A friend came around recently who I know has a sweet tooth. So I thought, why not try some sweeter wines throughout, and see if I can’t find the right food to go with them? If I went wrong, the wines would still be good, and the food would still be good, just not as good together. Equally, this would allow me to experiment a little with flavours, particularly the sweet-savoury match. All the wines I had planned came from The Wine Society, which I thoroughly recommend.

Course I: A salad of pan-fried scallops, pancetta, warmed goats’ cheese, roasted fig, and cos lettuce.
Wine pairing: Vouvray Les Coteaux Tufiers Demi-Sec 2010.

The wines we drank. From the right: Vouvray Demi-Sec 2010, Trimbach Gewurztraminer 2010, Royal Tokaji Late Harvest 2010.

The wine here is a demi-sec (meaning semi-dry), a chenin-blanc from Vouvray, in the Loire valley in France (on the right of the picture). What the demi-sec translates to is a small amount of residual sugar, not something we noticed in the main body of the wine, but in the finish, there was just a touch of sweetness. Otherwise, a fairly neutral wine, with good acidity to cut through food. At £7 a bottle, this wine was great, and I imagine would be very popular in general.

This, I think, was the best pairing of the night. With so much going on in the salad, particularly with the goats’ cheese and fig, the wine didn’t need to contribute much in terms of flavour. But the acidity, working with the lettuce, calmed everything down and balanced the meal out nicely. The sweetness worked well with all of the components, perhaps not surprisingly as they are often paired with sweet things themselves. (Of course, with the pressures of entertaining, I forgot to take a photo of the salad, so you’ll have to live with a photo of the wines instead.)

Course II: Monkfish and Tiger Prawn Crêpe, Sauce Saffron Suprème, Curried Squash.
Wine pairing: Trimbach Gewürztraminer 2010.

Gewürztraminer is a grape which typically gives you stone fruit flavours, spice, and lychee, in a medium bodied, medium alcohol framework, with no residual sugar. It comes from Alsace in France, a region close to Germany, so no surprise that a lot of grape varieties which are traditionally German, like Riesling, are grown there. The body, alcohol, and acidity here are important- being a bigger wine than the Vouvray, it needs to be given something a little more robust, food-wise.

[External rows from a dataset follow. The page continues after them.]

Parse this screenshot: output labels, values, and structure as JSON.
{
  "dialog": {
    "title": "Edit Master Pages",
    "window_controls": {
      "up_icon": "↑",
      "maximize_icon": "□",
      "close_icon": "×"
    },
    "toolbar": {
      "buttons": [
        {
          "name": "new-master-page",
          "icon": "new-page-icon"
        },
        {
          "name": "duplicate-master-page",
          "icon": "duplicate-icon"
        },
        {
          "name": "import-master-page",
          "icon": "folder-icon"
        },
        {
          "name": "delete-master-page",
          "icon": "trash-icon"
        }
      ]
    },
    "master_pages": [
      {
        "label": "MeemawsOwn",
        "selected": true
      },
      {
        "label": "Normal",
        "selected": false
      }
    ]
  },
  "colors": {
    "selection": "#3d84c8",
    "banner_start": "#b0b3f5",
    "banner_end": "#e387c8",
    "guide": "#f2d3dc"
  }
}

The robustness here comes in the sauce. The monkfish, prawn, squash, and crepe were all relatively light, really just providing flavours and textures. The sauce is thick and heavily saffron flavoured, in some sense providing the bulk of the dish. Overall I would say that I think I tried to do too much here, the dish was too complex (although sadly not in colour), too many flavours and textures were present. Perhaps something simpler, like a simple sea bass dish, would have provided the backdrop for the wine to do its thing better. Still nice, but not the pairing I was hoping for.

Course III: Giant Macaron with Raspberries and Peach Cream.
Wine pairing: Royal Tokaji Late Harvest 2010.

Here I had a dilemma I often have with a meal. My guests have brought a bottle of wine- a nice one at that- but I’ve already planned a wine for a certain course  (or a course for a certain wine). Do you alter the meal and drink the wine they bought, or do you go with what you had planned? In this case, the choice was reasonably easy, as I was planning a white Bordeaux, but it could be easily substituted by the Tokaji. For those who haven’t met Tokaji before, it’s a Hungarian desert wine, made from a grape called Furmint, and is well worth checking out.

The macaron itself doesn’t add a lot of flavours to the dessert, so you can consider this, flavour-wise, as raspberries and orange with peach cream. The fruit flavours complemented the wine well, but I feel like anything reasonable you put with pudding wine is going to be great. The Tokaji was a nice bottle, and was allowed to express itself fully with the fat in the cream, tartness of the raspberries, and juiciness of the orange. I’ll do this one again.

If you are interested in food-wine pairings, check out my other posts on food-wine pairings, Food and Wine Pairings: The Blind Tasting Black Tie Dinner, and Food and Wine Pairings II: Wines for a Wedding. Also, The Wine Society has a great section on food-wine pairings, and a good food-wine matcher.